Galileo discovered a very remarkable fact about motion, which was essential for understanding these laws. That is the principle of inertia—if something is moving, with nothing touching it and completely undisturbed, it will go on forever, coasting at a uniform speed in a straight line. (Why does it keep on coasting? We do not know, but that is the way it is.)
How Gallileo discovered the law of inertia ? In those time, there were probably no frictionless area so that he could test his hypothesis.

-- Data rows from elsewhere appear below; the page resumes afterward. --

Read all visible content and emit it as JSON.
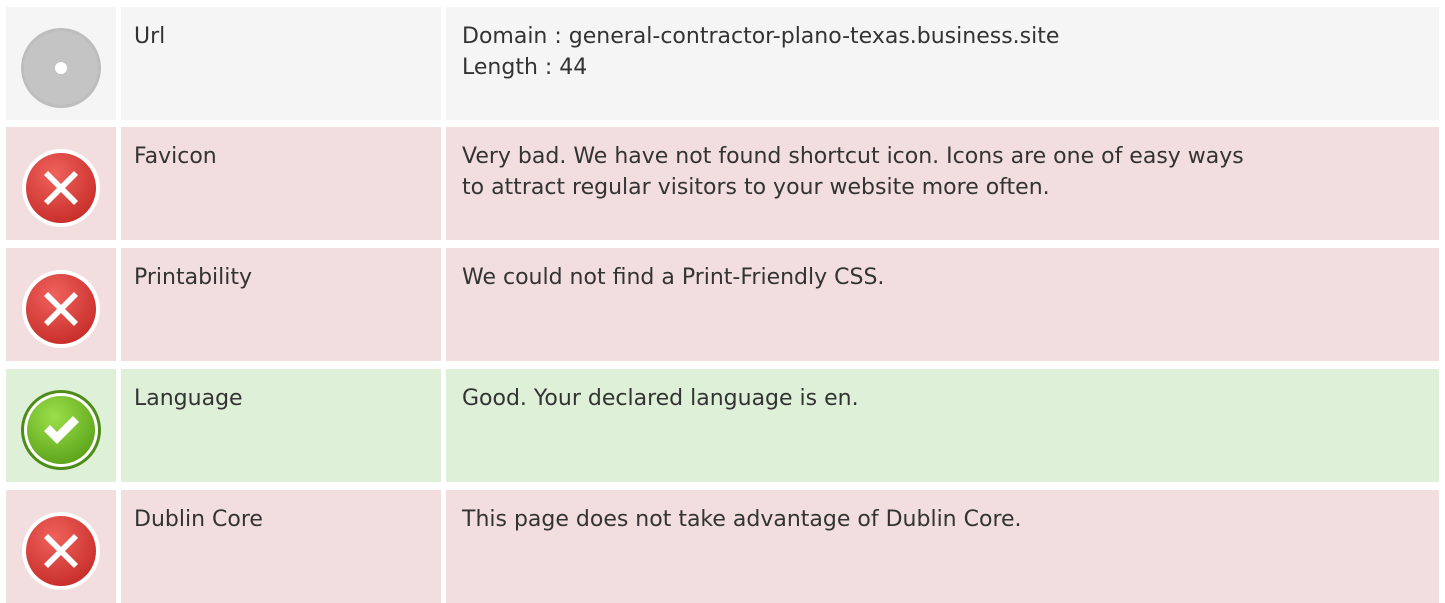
{
  "rows": [
    {
      "status": "neutral",
      "icon": "info-circle-icon",
      "label": "Url",
      "lines": [
        "Domain : general-contractor-plano-texas.business.site",
        "Length : 44"
      ]
    },
    {
      "status": "bad",
      "icon": "error-x-icon",
      "label": "Favicon",
      "lines": [
        "Very bad. We have not found shortcut icon. Icons are one of easy ways",
        "to attract regular visitors to your website more often."
      ]
    },
    {
      "status": "bad",
      "icon": "error-x-icon",
      "label": "Printability",
      "lines": [
        "We could not find a Print-Friendly CSS."
      ]
    },
    {
      "status": "good",
      "icon": "check-circle-icon",
      "label": "Language",
      "lines": [
        "Good. Your declared language is en."
      ]
    },
    {
      "status": "bad",
      "icon": "error-x-icon",
      "label": "Dublin Core",
      "lines": [
        "This page does not take advantage of Dublin Core."
      ]
    }
  ],
  "colors": {
    "neutral_bg": "#f5f5f5",
    "bad_bg": "#f2dede",
    "good_bg": "#dff0d8",
    "error_red": "#d9423f",
    "success_green": "#7cc32a",
    "neutral_gray": "#bfbfbf"
  }
}
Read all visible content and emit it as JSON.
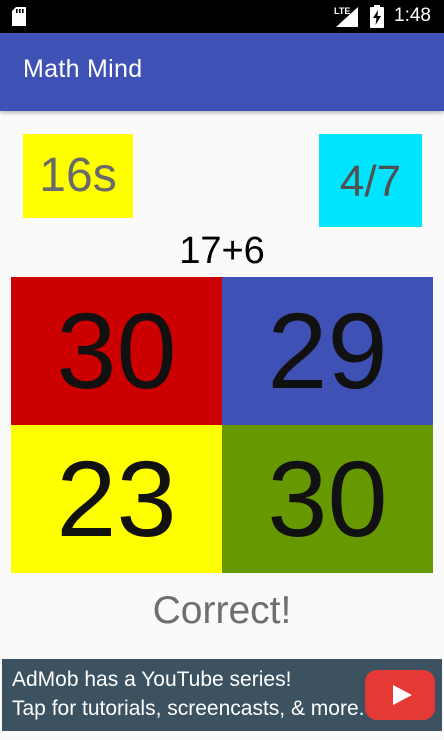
{
  "status_bar": {
    "network": "LTE",
    "time": "1:48"
  },
  "app_bar": {
    "title": "Math Mind"
  },
  "game": {
    "timer": "16s",
    "score": "4/7",
    "problem": "17+6",
    "answers": [
      "30",
      "29",
      "23",
      "30"
    ],
    "answer_colors": [
      "#cc0000",
      "#3f51b5",
      "#ffff00",
      "#669900"
    ],
    "result": "Correct!"
  },
  "ad": {
    "line1": "AdMob has a YouTube series!",
    "line2": "Tap for tutorials, screencasts, & more.",
    "icon": "youtube-play-icon"
  },
  "colors": {
    "app_bar": "#3f51b5",
    "timer_bg": "#ffff00",
    "score_bg": "#00e5ff"
  }
}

And uncontrolled "thought experiment" can lead you astray like Aristotle (who belived that continuous force is required to get a particle moving all the time).
Here, I do find Feynman's quotation (of Tycho Brahe's "idea" ) relevant, but I can't make the connection:
This [debates about the nature of the motions of the planets would best be resolved if the actual positions of the planets in the sky were measured sufficiently accurately] was a tremendous idea—that to find something out, it is better to perform some careful experiments than to carry on deep philosophical arguments.
A quote by Paul Dirac is also relevant here (not directly, the bold words are only relevant):
". For example, rough experiments about the relation between the pressure and volume of a gas at a fixed temperature give results fitting in with a law of inverse proportionality, but it would be wrong to infer that more accurate experiments would confirm this law with greater accuracy, as one is here dealing with a phenomenon which is not connected in any very direct way with the fundamental laws of motion.",
How you can be sure that the less friction you use, the more accurate it becomes ?
Update: Since most of the person are focusing on galileo did that (my ill written title misled them), I actually wanted to know how scientists get rid of their Aristotlian intuition and developed the idea (notion) of inertia.